Brainstorming marketing ideas for your small business? A very popular trend that is making the rounds are the “daily deal” promotions. However these daily deals are not a good fit for every business, and depending on which company you choose to work with, the terms can differ greatly. The following article from has 6 great tips to help determine how and when to use these types of promotions. Everyone’s goal is to drive up sales, but taking an evening to decide the best approach for your business is definitely worth your while.

Daily deal tips for small businesses

Daily deal sites may be an ideal tool for small businesses to acquire new customers, but getting started can be daunting for the first-timer.

Here are six things to consider when using these websites:
1. What are your goals?
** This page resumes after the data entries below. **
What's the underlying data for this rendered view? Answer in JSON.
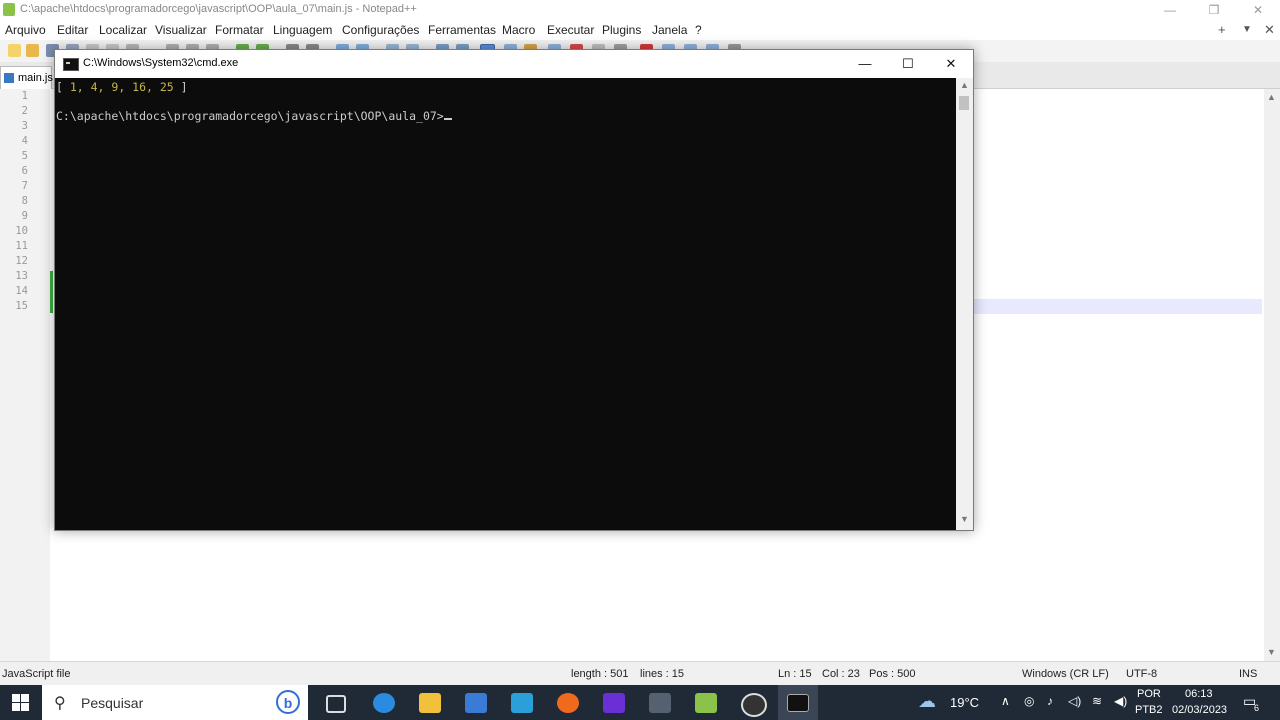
{
  "npp": {
    "title": "C:\\apache\\htdocs\\programadorcego\\javascript\\OOP\\aula_07\\main.js - Notepad++",
    "menu": [
      "Arquivo",
      "Editar",
      "Localizar",
      "Visualizar",
      "Formatar",
      "Linguagem",
      "Configurações",
      "Ferramentas",
      "Macro",
      "Executar",
      "Plugins",
      "Janela",
      "?"
    ],
    "menu_right": [
      "+",
      "▼",
      "✕"
    ],
    "tab_label": "main.js",
    "line_numbers": [
      "1",
      "2",
      "3",
      "4",
      "5",
      "6",
      "7",
      "8",
      "9",
      "10",
      "11",
      "12",
      "13",
      "14",
      "15"
    ],
    "status": {
      "filetype": "JavaScript file",
      "length": "length : 501",
      "lines": "lines : 15",
      "ln": "Ln : 15",
      "col": "Col : 23",
      "pos": "Pos : 500",
      "eol": "Windows (CR LF)",
      "encoding": "UTF-8",
      "mode": "INS"
    }
  },
  "cmd": {
    "title": "C:\\Windows\\System32\\cmd.exe",
    "output_open": "[ ",
    "output_values": "1, 4, 9, 16, 25",
    "output_close": " ]",
    "prompt": "C:\\apache\\htdocs\\programadorcego\\javascript\\OOP\\aula_07>"
  },
  "taskbar": {
    "search_placeholder": "Pesquisar",
    "bing_label": "b",
    "weather": "19°C",
    "lang_top": "POR",
    "lang_bottom": "PTB2",
    "time": "06:13",
    "date": "02/03/2023",
    "notification_count": "6"
  }
}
Are you looking to make money immediately or acquire new customers? Most daily dealsGoals.. hmm... aren’t profitable in the short-term, but a well-structured deal can more than double your customer base. A well-structured deal means taking a multi-tiered approach to customer acquisition. The deal should be branded to create consumer awareness, which will instantly increase your client database. Small business owners that are creating an online deal should be looking to make money over the long-term through customer acquisition. The deal should balance gaining consistent customers at a break-even point and/or acquiring a new customer at a loss.
2. What’s the best company for my deal?
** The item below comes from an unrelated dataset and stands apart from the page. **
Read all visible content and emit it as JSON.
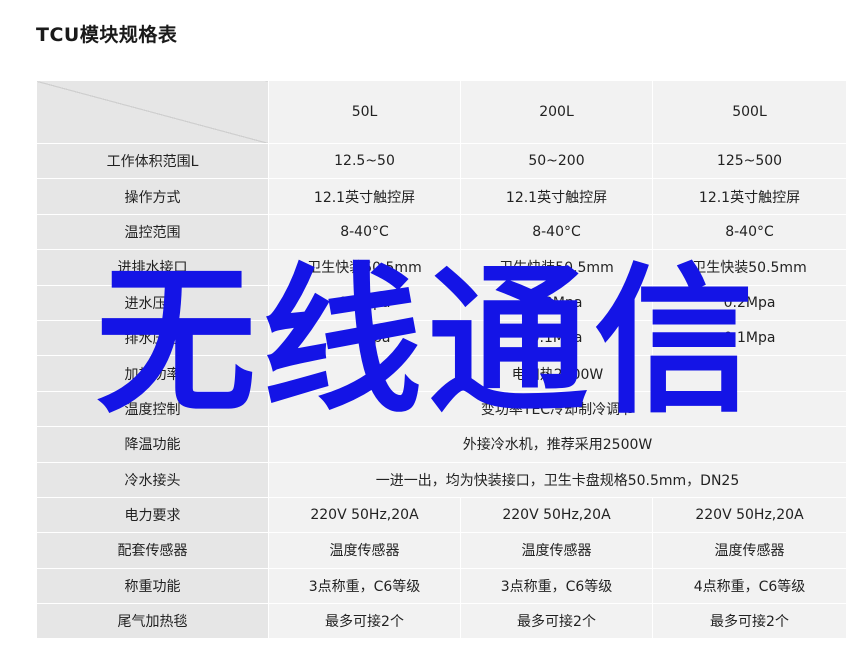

Before choosing a daily deal company, understand your customers. Examine your existing clientele to clearly define your target market. Also, spend time reviewing your margins. Choose a daily deal company with the widest range of subscribers and an appropriately-sized database. Deal companies target buyers for your deal by advertising to demographics that fit your customer base and consumer spending habits. These types of daily deal companies only advertise on premium sites. It’s also important to find a company that has an e-mail marketing list that matches your demographic.
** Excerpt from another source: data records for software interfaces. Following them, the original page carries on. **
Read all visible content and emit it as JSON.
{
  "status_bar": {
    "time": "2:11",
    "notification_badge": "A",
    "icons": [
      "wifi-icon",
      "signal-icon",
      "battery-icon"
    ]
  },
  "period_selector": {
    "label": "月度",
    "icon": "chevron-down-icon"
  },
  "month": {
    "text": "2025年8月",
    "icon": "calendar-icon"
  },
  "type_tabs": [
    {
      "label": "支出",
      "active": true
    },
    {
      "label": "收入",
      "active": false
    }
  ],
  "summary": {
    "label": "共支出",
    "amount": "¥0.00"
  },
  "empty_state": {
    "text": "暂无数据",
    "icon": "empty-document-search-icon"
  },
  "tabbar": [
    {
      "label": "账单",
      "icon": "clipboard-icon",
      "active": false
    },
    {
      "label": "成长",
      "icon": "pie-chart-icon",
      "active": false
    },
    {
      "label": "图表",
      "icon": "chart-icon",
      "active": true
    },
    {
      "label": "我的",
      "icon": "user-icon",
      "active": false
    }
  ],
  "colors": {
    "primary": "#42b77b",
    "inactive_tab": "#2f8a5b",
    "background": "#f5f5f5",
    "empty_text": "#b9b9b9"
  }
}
3. How do I price my deal and what are the commissions?
When you choose a company, they will work with you to price the deal. The pricing scheme generally works like this: if a meal at your restaurant typically costs $60, price
Which to choose?your deal as $20 for $50 worth of food. To come up with an ideal formula, position your deal based on your standard regular price points. It is important to leave some room for the business to have an opportunity to upsell new customers. Deep discounts work well, but you can’t price the deal so low that it devalues your brand. The industry standard for commissions is 50/50 for the daily deal company and the small business, though sometimes you can find a 60/40 split in favour of the small business.
4. How long should I give customers to redeem their coupons?
If you don’t give the customers ample time to redeem them, you will sell far fewer. Six to 12 months is a reasonable amount of time. You should also include an expiration date, or you may be stuck redeeming coupons when you no longer want to do the deal. Generally, 40 to 50 per cent of daily deal coupons are redeemed within the first 60 days. And, of course, you will have some customers that never redeem their coupons which helps offset the cost of the promotion.
5. How often should I run a deal?
It’s best to limit your deals to once a quarter; more frequent deals can turn off your customers. Also, while you may be tempted to try every deal site out there, it’s best to keep your deals to one or two deal partners. Customers often subscribe to more than one daily deal site, and they will notice. Also, never run competing offers for your business always present a clear message to the buyer.
6. Does the time of year matter?
Some products or services are seasonal. Spa promotions, for example, work best in November and December and any outdoor-related promotions including lawn car and tire changes work best in the spring. Other examples include: fireworks on major holidays and fitness for New Year’s resolutions.

JASON THEOFILOS – Globe and Mail Update – Aug. 11, 2011